11.  Commentator par excellence: Cricket fans born after the late 1970s would instantly recognise Greig’s characteristic voice. He is widely regarded as one of the best cricket commentators of his era, and one of the best ever. He was often humorous, always insightful, and managed to inject life into proceedings without going overboard (*ahem*Danny Morrison*ahem*). He formed an engaging banter-filled on-air partnership with Bill Lawry, and along with Richie Benaud was one of the most respected commentators with Channel Nine.

12.  Sharing his birthday with a fellow great: Coincidentally, Greig shared his birthday, October 6, with fellow commentator Benaud, though Benaud was born 16 years before Greig in 1930.
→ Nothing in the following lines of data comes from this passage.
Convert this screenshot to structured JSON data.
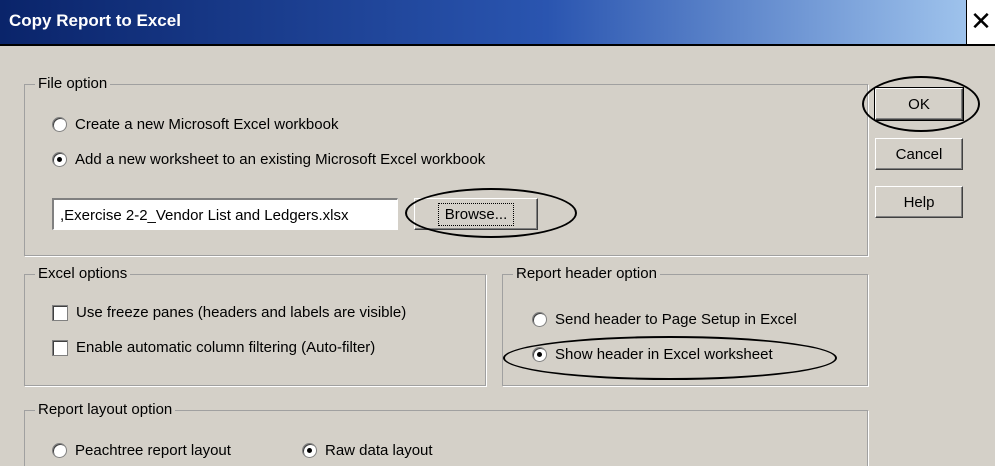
{
  "window": {
    "title": "Copy Report to Excel",
    "close_glyph": "✕"
  },
  "file_option": {
    "label": "File option",
    "radio_new": "Create a new Microsoft Excel workbook",
    "radio_existing": "Add a new worksheet to an existing Microsoft Excel workbook",
    "selected": "existing",
    "path_value": ",Exercise 2-2_Vendor List and Ledgers.xlsx",
    "browse_label": "Browse..."
  },
  "excel_options": {
    "label": "Excel options",
    "freeze_panes": "Use freeze panes (headers and labels are visible)",
    "auto_filter": "Enable automatic column filtering (Auto-filter)",
    "freeze_panes_checked": false,
    "auto_filter_checked": false
  },
  "report_header": {
    "label": "Report header option",
    "send_to_setup": "Send header to Page Setup in Excel",
    "show_in_sheet": "Show header in Excel worksheet",
    "selected": "show_in_sheet"
  },
  "report_layout": {
    "label": "Report layout option",
    "peachtree": "Peachtree report layout",
    "raw": "Raw data layout",
    "selected": "raw"
  },
  "buttons": {
    "ok": "OK",
    "cancel": "Cancel",
    "help": "Help"
  },
  "colors": {
    "dialog_bg": "#d4d0c8",
    "title_start": "#0a246a",
    "title_end": "#a6caf0"
  }
}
13.  Overcoming epilepsy: Few people knew it during his playing days, but Greig suffered from epilepsy since a young age. He was diagnosed at the age of 14, and was on medication ever since. He suffered a couple of attacks early in his cricketing career, but they were explained off as heat strokes and other such afflictions thanks to his sympathetic teammates and team managers. He was later able to predict an attack due to an “aura,” which he called a “funny feeling” that would warn him of an attack in advance.

14.  Bout with cancer: Toward the end of his life, Greig was diagnosed with lung cancer. He said, “It’s not good. The truth is I’ve got lung cancer. Now it’s a case of what they can do.”

15.  Sad demise: Greig passed away on December 29, 2012, at St Vincent’s Hospital in Sydney after suffering from a heart attack.

16.  Tributes abound: According to Sydney Morning Herald, Richie Benaud said of his friend and colleague: “I found him a fellow full of courage; that was before he was ill. He was full of courage because of many things that had happened to him in his cricket life and his outside life as well. It’s one of those things where we know this was inevitable but there’s always a sadness when you see a good friend go.”

Ian Botham said: “He was my first-ever captain for England. I’m very sad and very emotional,” Sir Ian Botham said. “He changed cricket for everybody as we know it now. The game suddenly leaped forward and players started to get paid more substantial amounts. The players of today have a lot to be thankful for in Tony and Kerry Packer.”

BBC cricket correspondent Jonathan Agnew said: “He was a massive character. Whatever he did, Tony was huge – as a character, as a man, as a cricketer.”

17.  Awards galore: Greig won numerous awards over the course of his cricketing career. He was named Cricket Writers’ Club Young Cricketer of the Year in 1967, Sussex Cricket Society Player of the Year twice (in 1971 and 1972), South African Cricket Annual Cricketer of the Year in 1972, Indian Cricket Cricketer of the Year in 1973, and Wisden Cricketer of the Year in 1975.

(Shiamak Unwalla is a proud Whovian and all-round geek who also dabbles in cricket writing as a reporter with CricketCountry. His Twitter handle is @ShiamakUnwalla)